**Exercise description**
What comes back must be the data itself, retyped exactly.

**Data records**
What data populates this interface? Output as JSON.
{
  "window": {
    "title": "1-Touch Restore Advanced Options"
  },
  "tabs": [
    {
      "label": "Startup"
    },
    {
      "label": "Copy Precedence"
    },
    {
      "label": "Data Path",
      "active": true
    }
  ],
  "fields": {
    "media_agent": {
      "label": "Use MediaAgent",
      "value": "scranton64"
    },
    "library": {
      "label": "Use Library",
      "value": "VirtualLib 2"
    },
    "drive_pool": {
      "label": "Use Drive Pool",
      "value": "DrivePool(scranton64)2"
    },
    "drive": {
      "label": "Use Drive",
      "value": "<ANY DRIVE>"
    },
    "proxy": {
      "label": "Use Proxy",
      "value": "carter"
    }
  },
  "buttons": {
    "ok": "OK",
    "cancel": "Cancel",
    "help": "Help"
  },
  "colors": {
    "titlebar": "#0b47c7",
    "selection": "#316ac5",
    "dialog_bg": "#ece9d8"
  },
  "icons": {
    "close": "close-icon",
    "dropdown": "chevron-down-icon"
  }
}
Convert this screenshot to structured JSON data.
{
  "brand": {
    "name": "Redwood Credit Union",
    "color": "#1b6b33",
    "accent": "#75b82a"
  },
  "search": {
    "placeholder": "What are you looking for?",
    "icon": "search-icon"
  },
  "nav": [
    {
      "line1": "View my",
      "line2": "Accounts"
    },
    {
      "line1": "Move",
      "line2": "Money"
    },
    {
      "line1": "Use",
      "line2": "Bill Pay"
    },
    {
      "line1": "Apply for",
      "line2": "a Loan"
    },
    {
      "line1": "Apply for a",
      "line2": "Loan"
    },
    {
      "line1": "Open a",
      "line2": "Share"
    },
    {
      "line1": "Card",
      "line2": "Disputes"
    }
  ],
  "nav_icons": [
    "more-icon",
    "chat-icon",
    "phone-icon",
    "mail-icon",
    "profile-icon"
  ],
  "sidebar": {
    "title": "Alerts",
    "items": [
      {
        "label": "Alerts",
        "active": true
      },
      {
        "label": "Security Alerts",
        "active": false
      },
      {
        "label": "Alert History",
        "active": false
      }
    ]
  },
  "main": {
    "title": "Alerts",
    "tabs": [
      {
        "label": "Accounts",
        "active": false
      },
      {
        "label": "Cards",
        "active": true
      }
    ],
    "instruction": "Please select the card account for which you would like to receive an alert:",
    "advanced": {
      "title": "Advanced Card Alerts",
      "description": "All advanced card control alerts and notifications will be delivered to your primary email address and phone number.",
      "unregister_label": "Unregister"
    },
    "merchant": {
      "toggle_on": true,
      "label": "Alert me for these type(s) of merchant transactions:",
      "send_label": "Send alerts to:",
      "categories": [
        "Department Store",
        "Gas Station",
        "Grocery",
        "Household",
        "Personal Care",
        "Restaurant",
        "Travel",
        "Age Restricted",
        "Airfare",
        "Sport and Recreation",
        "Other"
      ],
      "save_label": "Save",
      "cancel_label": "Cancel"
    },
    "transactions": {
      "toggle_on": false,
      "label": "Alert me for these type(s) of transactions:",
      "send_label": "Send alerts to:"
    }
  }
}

**Task answer**
What data populates this interface? Output as JSON.
{
  "window": {
    "title": "1-Touch Restore Advanced Options"
  },
  "tabs": [
    {
      "label": "Startup"
    },
    {
      "label": "Copy Precedence"
    },
    {
      "label": "Data Path",
      "active": true
    }
  ],
  "fields": {
    "media_agent": {
      "label": "Use MediaAgent",
      "value": "scranton64"
    },
    "library": {
      "label": "Use Library",
      "value": "VirtualLib 2"
    },
    "drive_pool": {
      "label": "Use Drive Pool",
      "value": "DrivePool(scranton64)2"
    },
    "drive": {
      "label": "Use Drive",
      "value": "<ANY DRIVE>"
    },
    "proxy": {
      "label": "Use Proxy",
      "value": "carter"
    }
  },
  "buttons": {
    "ok": "OK",
    "cancel": "Cancel",
    "help": "Help"
  },
  "colors": {
    "titlebar": "#0b47c7",
    "selection": "#316ac5",
    "dialog_bg": "#ece9d8"
  },
  "icons": {
    "close": "close-icon",
    "dropdown": "chevron-down-icon"
  }
}
Convert this screenshot to structured JSON data.
{
  "brand": {
    "name": "Redwood Credit Union",
    "color": "#1b6b33",
    "accent": "#75b82a"
  },
  "search": {
    "placeholder": "What are you looking for?",
    "icon": "search-icon"
  },
  "nav": [
    {
      "line1": "View my",
      "line2": "Accounts"
    },
    {
      "line1": "Move",
      "line2": "Money"
    },
    {
      "line1": "Use",
      "line2": "Bill Pay"
    },
    {
      "line1": "Apply for",
      "line2": "a Loan"
    },
    {
      "line1": "Apply for a",
      "line2": "Loan"
    },
    {
      "line1": "Open a",
      "line2": "Share"
    },
    {
      "line1": "Card",
      "line2": "Disputes"
    }
  ],
  "nav_icons": [
    "more-icon",
    "chat-icon",
    "phone-icon",
    "mail-icon",
    "profile-icon"
  ],
  "sidebar": {
    "title": "Alerts",
    "items": [
      {
        "label": "Alerts",
        "active": true
      },
      {
        "label": "Security Alerts",
        "active": false
      },
      {
        "label": "Alert History",
        "active": false
      }
    ]
  },
  "main": {
    "title": "Alerts",
    "tabs": [
      {
        "label": "Accounts",
        "active": false
      },
      {
        "label": "Cards",
        "active": true
      }
    ],
    "instruction": "Please select the card account for which you would like to receive an alert:",
    "advanced": {
      "title": "Advanced Card Alerts",
      "description": "All advanced card control alerts and notifications will be delivered to your primary email address and phone number.",
      "unregister_label": "Unregister"
    },
    "merchant": {
      "toggle_on": true,
      "label": "Alert me for these type(s) of merchant transactions:",
      "send_label": "Send alerts to:",
      "categories": [
        "Department Store",
        "Gas Station",
        "Grocery",
        "Household",
        "Personal Care",
        "Restaurant",
        "Travel",
        "Age Restricted",
        "Airfare",
        "Sport and Recreation",
        "Other"
      ],
      "save_label": "Save",
      "cancel_label": "Cancel"
    },
    "transactions": {
      "toggle_on": false,
      "label": "Alert me for these type(s) of transactions:",
      "send_label": "Send alerts to:"
    }
  }
}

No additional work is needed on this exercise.